Website and app data records
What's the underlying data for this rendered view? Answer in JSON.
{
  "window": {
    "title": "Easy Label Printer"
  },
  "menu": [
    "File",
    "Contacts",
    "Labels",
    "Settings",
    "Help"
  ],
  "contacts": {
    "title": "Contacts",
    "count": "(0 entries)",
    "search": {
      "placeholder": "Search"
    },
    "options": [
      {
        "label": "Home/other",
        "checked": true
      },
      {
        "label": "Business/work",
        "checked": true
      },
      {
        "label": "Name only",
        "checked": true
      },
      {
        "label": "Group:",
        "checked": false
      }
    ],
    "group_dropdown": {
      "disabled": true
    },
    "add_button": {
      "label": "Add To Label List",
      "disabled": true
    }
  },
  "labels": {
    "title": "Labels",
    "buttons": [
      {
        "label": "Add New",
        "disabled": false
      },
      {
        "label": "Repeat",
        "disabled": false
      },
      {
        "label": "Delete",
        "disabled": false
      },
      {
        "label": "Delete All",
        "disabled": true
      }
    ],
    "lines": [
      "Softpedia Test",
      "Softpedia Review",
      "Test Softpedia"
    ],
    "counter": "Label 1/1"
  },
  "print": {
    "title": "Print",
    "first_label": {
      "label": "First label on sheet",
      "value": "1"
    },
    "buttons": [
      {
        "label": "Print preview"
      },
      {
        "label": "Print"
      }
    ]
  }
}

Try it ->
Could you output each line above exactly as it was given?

Exercise answer ->
What's the underlying data for this rendered view? Answer in JSON.
{
  "window": {
    "title": "Easy Label Printer"
  },
  "menu": [
    "File",
    "Contacts",
    "Labels",
    "Settings",
    "Help"
  ],
  "contacts": {
    "title": "Contacts",
    "count": "(0 entries)",
    "search": {
      "placeholder": "Search"
    },
    "options": [
      {
        "label": "Home/other",
        "checked": true
      },
      {
        "label": "Business/work",
        "checked": true
      },
      {
        "label": "Name only",
        "checked": true
      },
      {
        "label": "Group:",
        "checked": false
      }
    ],
    "group_dropdown": {
      "disabled": true
    },
    "add_button": {
      "label": "Add To Label List",
      "disabled": true
    }
  },
  "labels": {
    "title": "Labels",
    "buttons": [
      {
        "label": "Add New",
        "disabled": false
      },
      {
        "label": "Repeat",
        "disabled": false
      },
      {
        "label": "Delete",
        "disabled": false
      },
      {
        "label": "Delete All",
        "disabled": true
      }
    ],
    "lines": [
      "Softpedia Test",
      "Softpedia Review",
      "Test Softpedia"
    ],
    "counter": "Label 1/1"
  },
  "print": {
    "title": "Print",
    "first_label": {
      "label": "First label on sheet",
      "value": "1"
    },
    "buttons": [
      {
        "label": "Print preview"
      },
      {
        "label": "Print"
      }
    ]
  }
}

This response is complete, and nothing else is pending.